Echinacea, or coneflower, is possibly one of the most well known prairie flowers. Endemic to North American prairies, it is known around the world for its medicinal properties and its versatility as a cut flower. There are ten distinct species of naturally occurring echinacea, but the horticultural industry has created countless hybrids.
Though native echinacea only comes in purple, pale purple, or yellow, hybridized echinacea can be red, orange, pink, green or even multi-color. But what besides color make these new coneflowers different? And are there any downsides to using engineered plants over natives?
How They Are Made: Wilderness Vs Laboratory
Most newfangled varieties of Echinacea are from the species E. purpurea. Unassuming and bright, the ‘straight species’ of Echinacea purpurea has long lasting purple blooms that readily self seed in the garden. Insects pollinate these wild coneflowers by carrying pollen (i.e. genetic material) between whatever echinaceas are nearby, producing seeds with mixed traits and variable habits. However, hybrid varieties have much more protected DNA, developed by humans through hand pollinating of flowers with desirable qualities. It can take years to successfully select, cross, and stabilize a genetic line of new coneflowers for the garden market.
Using hybrid echinacea gives you more options. If you like to make bold statements and thematic garden designs, a wider color pallette is always more fun. The hybrid types come in all different sizes as well, meaning customers can choose tall or dwarf types to fit multiple landscaping needs. Native coneflowers, like E. pallida or E. paradoxa, will always be between 1.5-3 ft tall when planted in optimal conditions. Beyond height, genetically modified coneflowers often have better branching and a more compact habit than the native type. They are usually less prone to flopping over, and some even have a longer bloom period. For gardens with limited space, hybrid coneflowers offer lots of color in a more manageable package.
Native coneflowers are excellent food sources for pollinators, but the jury is still out on whether hybrids are as beneficial. We know that hybrid echinaceas with double and triple blooms are useless to pollinators because the extra petals block nectar and pollen. However, preliminary studies on the subject suggests some single flowered hybrids are as attractive to pollinators as their parent plants.

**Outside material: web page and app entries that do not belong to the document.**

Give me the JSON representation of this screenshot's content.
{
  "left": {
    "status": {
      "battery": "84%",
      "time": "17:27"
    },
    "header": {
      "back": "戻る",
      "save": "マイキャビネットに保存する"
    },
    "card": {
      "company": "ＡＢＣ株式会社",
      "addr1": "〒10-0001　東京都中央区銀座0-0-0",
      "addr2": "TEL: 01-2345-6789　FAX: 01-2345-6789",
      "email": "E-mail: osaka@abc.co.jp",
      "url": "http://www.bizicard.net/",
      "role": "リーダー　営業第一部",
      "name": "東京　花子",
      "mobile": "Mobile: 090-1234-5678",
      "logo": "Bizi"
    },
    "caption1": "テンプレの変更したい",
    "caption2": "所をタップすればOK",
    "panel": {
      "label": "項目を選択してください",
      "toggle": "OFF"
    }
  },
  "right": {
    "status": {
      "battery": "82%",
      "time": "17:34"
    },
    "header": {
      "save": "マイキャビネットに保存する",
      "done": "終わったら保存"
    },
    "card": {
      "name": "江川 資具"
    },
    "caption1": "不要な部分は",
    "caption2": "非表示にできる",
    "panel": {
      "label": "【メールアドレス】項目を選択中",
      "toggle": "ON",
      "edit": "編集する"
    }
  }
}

Additionally, some hybrid varieties are sterile and do not produce viable seeds to support seed eating birds. Humans reproduce most hybrid varieties through vegetative propagation, either by tissue culture or by cuttings and divisions. This means they are genetic clones of each other and do not contribute to genetic diversity within the Echinacea gene pool. Less genetic diversity transmitted to the next generation of plants leaves echinacea species’ at risk for disease and decay of their genetic line. Ecological considerations aside, some new varieties don’t seem to be as long lived as the true natives.
Whether or not you go with true natives or new varieties of coneflower depends on the purpose of your planting. If you want an ecological planting that increases biodiversity and improves habitat, then stick with Kansas natives. But to simply improve the aesthetics of your landscape and add a splash of color, new hybrid varieties will do the trick. Come to the FloraKansas fall plant sale and get your fill of coneflowers, native and otherwise!